Last February, President Obama signed a law empowering the FCC to buy spectrum from broadcasters wishing to give it up and then turn around and auction it to wireless broadband carriers. The FCC is working on the implementing rules for the incentive auction — so-called because broadcasters have a cash incentive to give up their spectrum . They have hopes that the auction could begin as early as 2014, but have until September 2022 to conduct the sale and license the airwaves to wireless companies .
For the most part, full-service broadcasters with major network affiliations and newsrooms have said they have no interest in the incentive auction, preferring to hang on to their entire spectrum so they can offer new services. However, other broadcasters that are struggling see the incentive auction as a way to recoup some or all of their investments. Speculators have also entered the market, buying up marginal stations with the intention of selling their spectrum at a profit in the FCC auction .
Fall FCC Spectrum Auction News
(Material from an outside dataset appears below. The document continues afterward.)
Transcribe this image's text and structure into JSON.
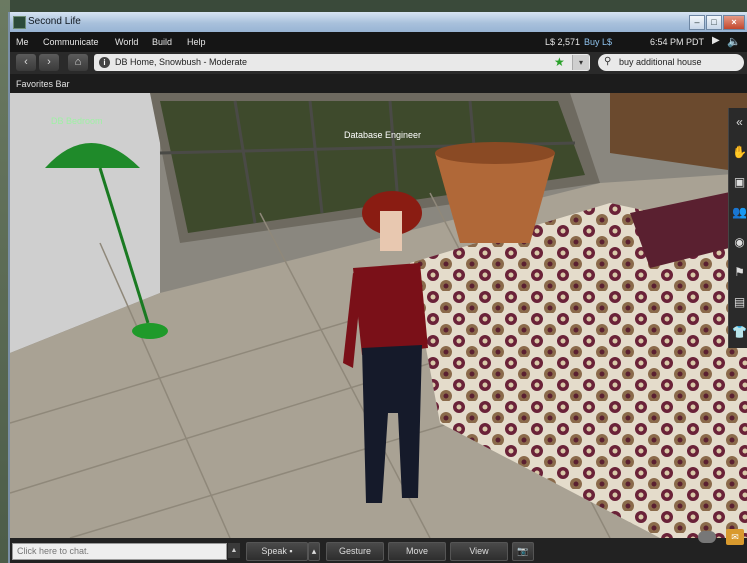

September 07, 2012: FCC Chairman Julius Genachowski set to release the FCC’s framework for the spectrum auction with target of having a report and order voted by mid-2013 and the auctions completed by the end of 2014 . Full article.
October 04, 2012: Chairman Genachowski said that the FCC will exceed its 300 MHz target for freeing up spectrum, a target the commission set in the National Broadban Plan . Full article.
November 13, 2012: An anonymous group of broadcasters interested in selling their TV spectrum in the incentive auction created the Expanding Opportunities for Broadcasters Coalition and tapped former Fox and Disney lobbyist Preston Padden to lead their efforts before the FCC as the commission writes rules for the auction . Full article.
December 03, 2012: FCC officials spelled out some financial options in a PricewaterhouseCoopers LLP webcast, urging listeners to file comments as the commission works to write rules for the auction. The deadline for comments on its Notice of Proposed Rulemaking was extended to Jan. 25, with reply comments due March 26 . Full article.
With the auction yet to occur, there is more news to come. To stay updated, check out the FCC’s official website.